Reproduce the listing exactly. Omit pictures.

────────────────────────────────────────

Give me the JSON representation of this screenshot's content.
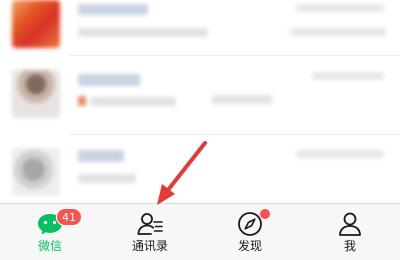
{
  "tab_bar": {
    "active_color": "#07c160",
    "badge_color": "#fa5151",
    "tabs": [
      {
        "id": "chats",
        "label": "微信",
        "icon": "chat-bubble-icon",
        "badge": "41",
        "active": true
      },
      {
        "id": "contacts",
        "label": "通讯录",
        "icon": "contacts-icon",
        "active": false
      },
      {
        "id": "discover",
        "label": "发现",
        "icon": "compass-icon",
        "red_dot": true,
        "active": false
      },
      {
        "id": "me",
        "label": "我",
        "icon": "person-icon",
        "active": false
      }
    ]
  },
  "annotation": {
    "arrow_color": "#e53935",
    "points_to": "contacts-tab"
  }
}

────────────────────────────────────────

EXERCISE SOLUTION:
Give me the JSON representation of this screenshot's content.
{
  "tab_bar": {
    "active_color": "#07c160",
    "badge_color": "#fa5151",
    "tabs": [
      {
        "id": "chats",
        "label": "微信",
        "icon": "chat-bubble-icon",
        "badge": "41",
        "active": true
      },
      {
        "id": "contacts",
        "label": "通讯录",
        "icon": "contacts-icon",
        "active": false
      },
      {
        "id": "discover",
        "label": "发现",
        "icon": "compass-icon",
        "red_dot": true,
        "active": false
      },
      {
        "id": "me",
        "label": "我",
        "icon": "person-icon",
        "active": false
      }
    ]
  },
  "annotation": {
    "arrow_color": "#e53935",
    "points_to": "contacts-tab"
  }
}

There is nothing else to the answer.